- [Exercise prompt] How many lines of the data hold the word "action"? State the number and nothing else.

- [Raw data]
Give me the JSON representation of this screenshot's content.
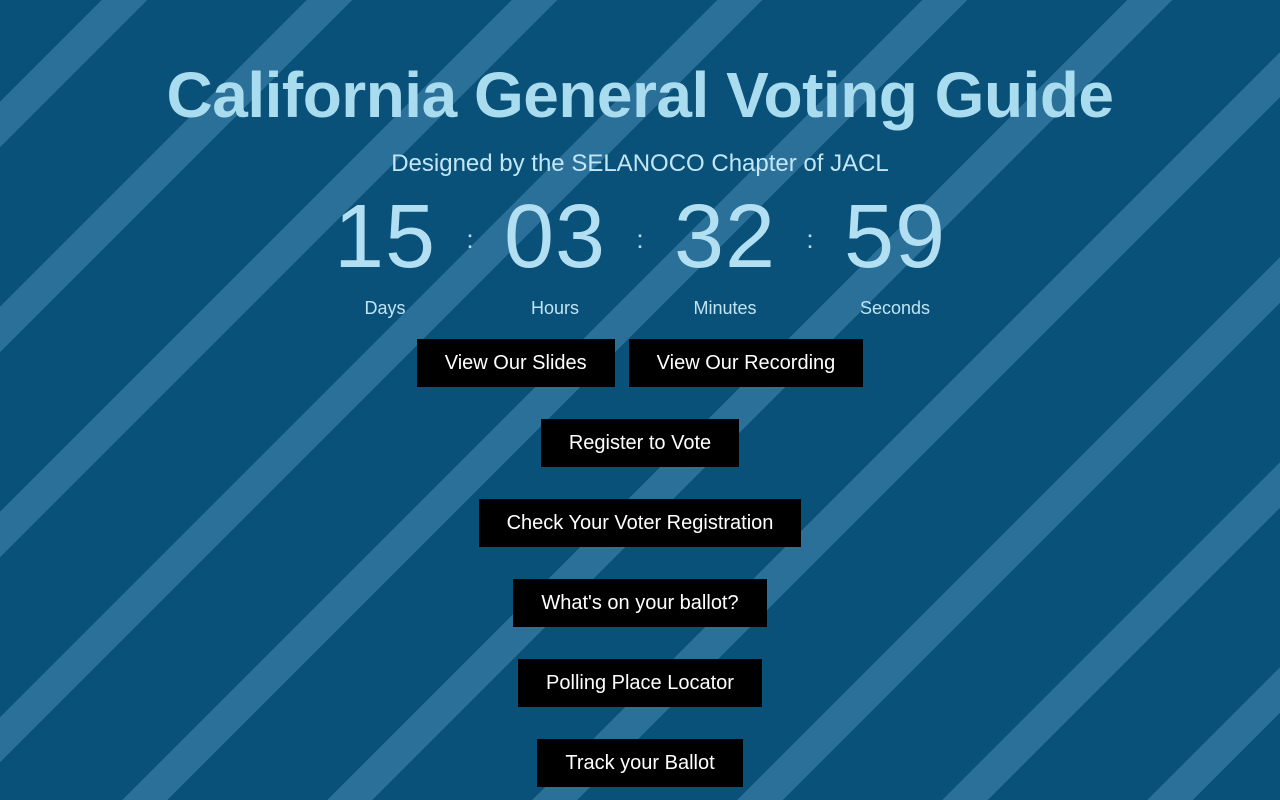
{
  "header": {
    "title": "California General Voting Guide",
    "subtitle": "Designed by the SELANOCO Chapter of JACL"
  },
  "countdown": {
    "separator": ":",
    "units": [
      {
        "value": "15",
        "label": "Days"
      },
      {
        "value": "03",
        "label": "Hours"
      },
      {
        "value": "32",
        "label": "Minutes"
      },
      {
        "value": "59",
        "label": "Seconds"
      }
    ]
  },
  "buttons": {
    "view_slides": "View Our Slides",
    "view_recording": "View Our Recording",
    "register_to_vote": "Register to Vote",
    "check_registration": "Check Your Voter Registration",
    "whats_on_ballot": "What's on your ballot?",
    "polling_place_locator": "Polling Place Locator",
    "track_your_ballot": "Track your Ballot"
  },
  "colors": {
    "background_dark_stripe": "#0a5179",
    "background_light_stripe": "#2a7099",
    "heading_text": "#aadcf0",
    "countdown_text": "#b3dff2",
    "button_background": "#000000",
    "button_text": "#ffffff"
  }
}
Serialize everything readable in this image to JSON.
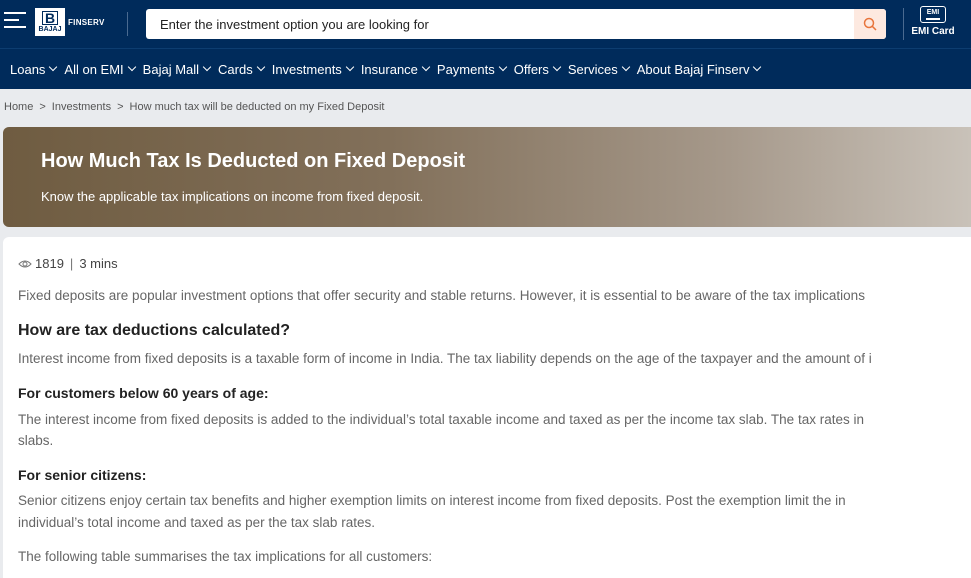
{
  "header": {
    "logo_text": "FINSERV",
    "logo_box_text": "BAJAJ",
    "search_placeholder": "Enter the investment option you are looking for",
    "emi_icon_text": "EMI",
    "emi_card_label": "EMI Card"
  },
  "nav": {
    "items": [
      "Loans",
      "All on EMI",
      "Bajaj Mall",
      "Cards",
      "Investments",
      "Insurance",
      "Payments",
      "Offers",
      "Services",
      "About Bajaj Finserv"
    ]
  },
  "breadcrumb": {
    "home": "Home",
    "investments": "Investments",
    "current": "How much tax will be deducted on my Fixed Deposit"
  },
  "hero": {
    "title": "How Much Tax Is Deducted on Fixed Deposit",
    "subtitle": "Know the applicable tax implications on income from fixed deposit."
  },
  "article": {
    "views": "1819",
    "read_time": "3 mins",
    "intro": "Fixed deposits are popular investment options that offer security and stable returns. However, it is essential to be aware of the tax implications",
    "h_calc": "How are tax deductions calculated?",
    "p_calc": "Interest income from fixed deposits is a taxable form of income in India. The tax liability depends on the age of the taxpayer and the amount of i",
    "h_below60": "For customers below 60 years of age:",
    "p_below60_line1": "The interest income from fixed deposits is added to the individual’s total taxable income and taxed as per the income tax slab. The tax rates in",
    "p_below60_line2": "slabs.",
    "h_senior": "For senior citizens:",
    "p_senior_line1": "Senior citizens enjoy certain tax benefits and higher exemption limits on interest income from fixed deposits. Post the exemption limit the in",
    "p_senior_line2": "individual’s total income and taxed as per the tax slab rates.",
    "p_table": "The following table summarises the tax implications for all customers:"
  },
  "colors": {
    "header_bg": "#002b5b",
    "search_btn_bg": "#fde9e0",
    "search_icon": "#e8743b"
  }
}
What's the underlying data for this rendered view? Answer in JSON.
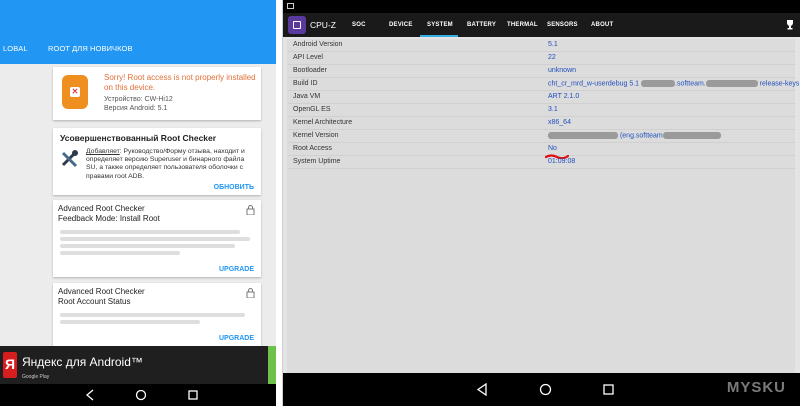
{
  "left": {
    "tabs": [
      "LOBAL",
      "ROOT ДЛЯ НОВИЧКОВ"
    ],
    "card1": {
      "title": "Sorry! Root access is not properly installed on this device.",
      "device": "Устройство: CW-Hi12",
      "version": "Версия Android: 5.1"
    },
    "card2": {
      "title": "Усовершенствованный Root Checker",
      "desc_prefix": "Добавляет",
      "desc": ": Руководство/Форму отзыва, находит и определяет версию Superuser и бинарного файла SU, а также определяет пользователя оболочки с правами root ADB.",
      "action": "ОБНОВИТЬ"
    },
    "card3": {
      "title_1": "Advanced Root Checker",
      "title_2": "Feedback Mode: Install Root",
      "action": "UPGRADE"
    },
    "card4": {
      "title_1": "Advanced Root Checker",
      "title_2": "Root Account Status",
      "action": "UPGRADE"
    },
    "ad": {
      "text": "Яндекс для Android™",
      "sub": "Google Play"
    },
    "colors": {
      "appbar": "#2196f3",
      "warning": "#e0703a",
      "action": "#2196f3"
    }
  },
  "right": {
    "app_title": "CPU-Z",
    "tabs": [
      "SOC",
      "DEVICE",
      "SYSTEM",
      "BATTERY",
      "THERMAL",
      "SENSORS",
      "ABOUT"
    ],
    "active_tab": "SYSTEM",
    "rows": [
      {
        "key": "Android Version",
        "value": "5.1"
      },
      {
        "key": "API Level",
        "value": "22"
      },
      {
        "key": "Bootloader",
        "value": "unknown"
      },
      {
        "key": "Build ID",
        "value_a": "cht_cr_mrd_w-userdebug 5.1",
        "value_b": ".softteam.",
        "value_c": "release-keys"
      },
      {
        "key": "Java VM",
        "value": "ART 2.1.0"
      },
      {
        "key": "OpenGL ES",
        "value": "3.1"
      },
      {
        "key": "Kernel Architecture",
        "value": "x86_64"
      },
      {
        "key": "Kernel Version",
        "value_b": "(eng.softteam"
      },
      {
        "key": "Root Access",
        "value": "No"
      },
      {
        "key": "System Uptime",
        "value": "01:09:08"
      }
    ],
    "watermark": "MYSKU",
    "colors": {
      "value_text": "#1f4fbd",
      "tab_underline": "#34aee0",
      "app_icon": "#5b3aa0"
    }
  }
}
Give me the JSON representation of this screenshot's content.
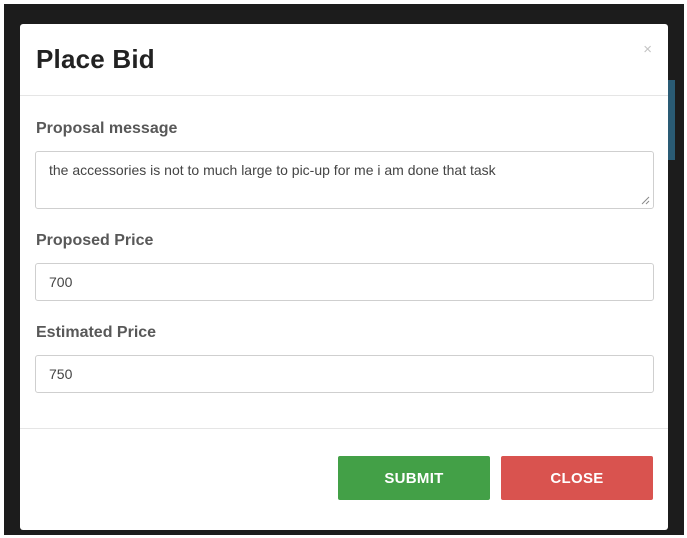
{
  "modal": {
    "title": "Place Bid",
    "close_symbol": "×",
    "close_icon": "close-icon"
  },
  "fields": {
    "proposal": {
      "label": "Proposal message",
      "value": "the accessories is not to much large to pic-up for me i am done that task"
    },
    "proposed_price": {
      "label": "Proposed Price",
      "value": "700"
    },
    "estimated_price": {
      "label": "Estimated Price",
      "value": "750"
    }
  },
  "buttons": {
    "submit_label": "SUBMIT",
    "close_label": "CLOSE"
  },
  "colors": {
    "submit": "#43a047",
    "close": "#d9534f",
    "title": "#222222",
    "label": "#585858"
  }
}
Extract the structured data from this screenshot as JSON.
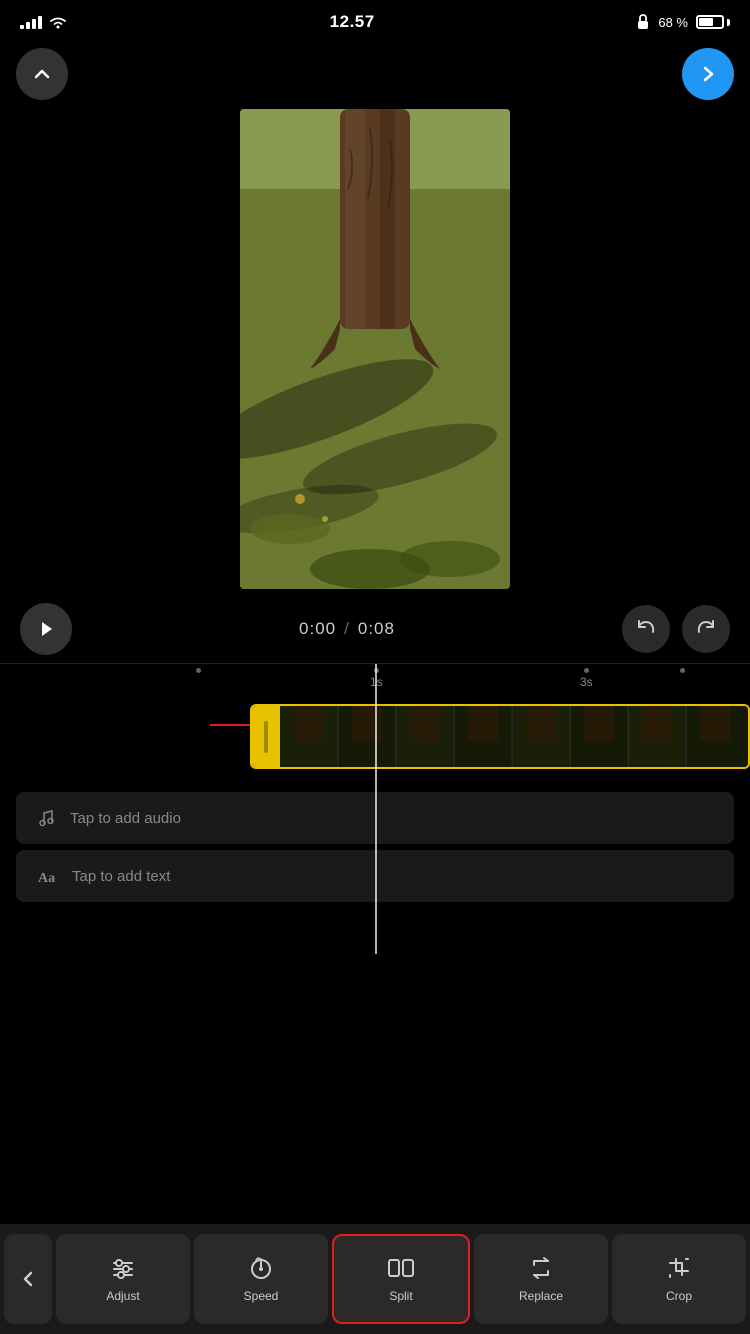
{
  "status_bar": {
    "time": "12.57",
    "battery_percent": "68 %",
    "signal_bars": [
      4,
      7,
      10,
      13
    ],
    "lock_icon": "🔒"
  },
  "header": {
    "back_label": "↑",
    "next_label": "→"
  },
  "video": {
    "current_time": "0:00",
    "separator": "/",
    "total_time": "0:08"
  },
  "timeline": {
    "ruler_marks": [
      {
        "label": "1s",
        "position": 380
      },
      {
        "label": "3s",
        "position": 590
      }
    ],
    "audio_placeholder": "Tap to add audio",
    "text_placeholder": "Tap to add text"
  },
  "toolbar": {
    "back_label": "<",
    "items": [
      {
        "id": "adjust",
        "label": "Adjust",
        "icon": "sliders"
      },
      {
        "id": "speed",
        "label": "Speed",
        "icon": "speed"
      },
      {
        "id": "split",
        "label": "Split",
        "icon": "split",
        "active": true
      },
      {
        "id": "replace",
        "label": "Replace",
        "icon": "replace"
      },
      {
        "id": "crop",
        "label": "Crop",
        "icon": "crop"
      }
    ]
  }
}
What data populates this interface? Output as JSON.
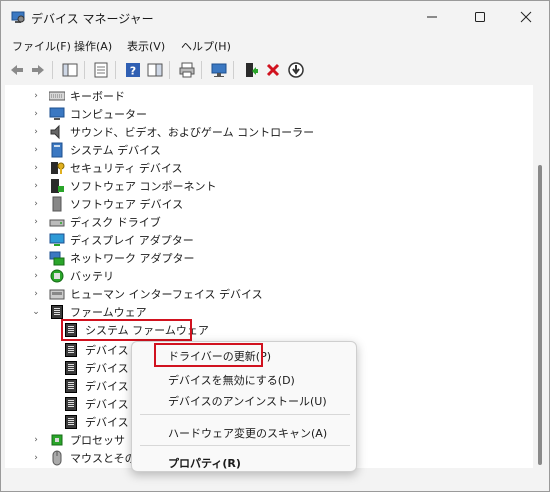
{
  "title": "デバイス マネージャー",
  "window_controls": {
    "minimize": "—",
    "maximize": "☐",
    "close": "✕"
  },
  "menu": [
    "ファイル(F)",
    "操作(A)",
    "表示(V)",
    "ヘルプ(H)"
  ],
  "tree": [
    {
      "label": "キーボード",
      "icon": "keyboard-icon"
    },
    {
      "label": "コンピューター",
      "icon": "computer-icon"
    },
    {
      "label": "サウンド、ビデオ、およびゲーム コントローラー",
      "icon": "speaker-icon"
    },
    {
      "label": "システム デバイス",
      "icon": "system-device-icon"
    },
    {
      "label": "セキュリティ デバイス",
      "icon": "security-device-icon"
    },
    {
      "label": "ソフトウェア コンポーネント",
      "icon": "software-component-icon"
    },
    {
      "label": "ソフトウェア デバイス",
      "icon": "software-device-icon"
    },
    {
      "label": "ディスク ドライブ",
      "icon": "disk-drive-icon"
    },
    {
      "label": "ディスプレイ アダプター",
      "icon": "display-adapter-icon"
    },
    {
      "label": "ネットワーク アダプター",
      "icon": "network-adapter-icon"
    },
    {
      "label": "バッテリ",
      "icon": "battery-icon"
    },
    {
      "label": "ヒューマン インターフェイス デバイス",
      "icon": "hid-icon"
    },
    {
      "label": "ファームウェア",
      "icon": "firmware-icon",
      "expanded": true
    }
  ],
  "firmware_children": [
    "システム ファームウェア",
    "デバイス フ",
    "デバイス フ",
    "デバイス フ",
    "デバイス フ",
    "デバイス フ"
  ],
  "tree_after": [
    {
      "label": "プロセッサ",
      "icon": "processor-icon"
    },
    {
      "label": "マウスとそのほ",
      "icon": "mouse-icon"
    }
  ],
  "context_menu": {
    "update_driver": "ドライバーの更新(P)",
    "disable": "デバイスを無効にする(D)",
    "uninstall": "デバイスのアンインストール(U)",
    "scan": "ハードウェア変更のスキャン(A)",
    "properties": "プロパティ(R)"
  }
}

- [Response to this task] 4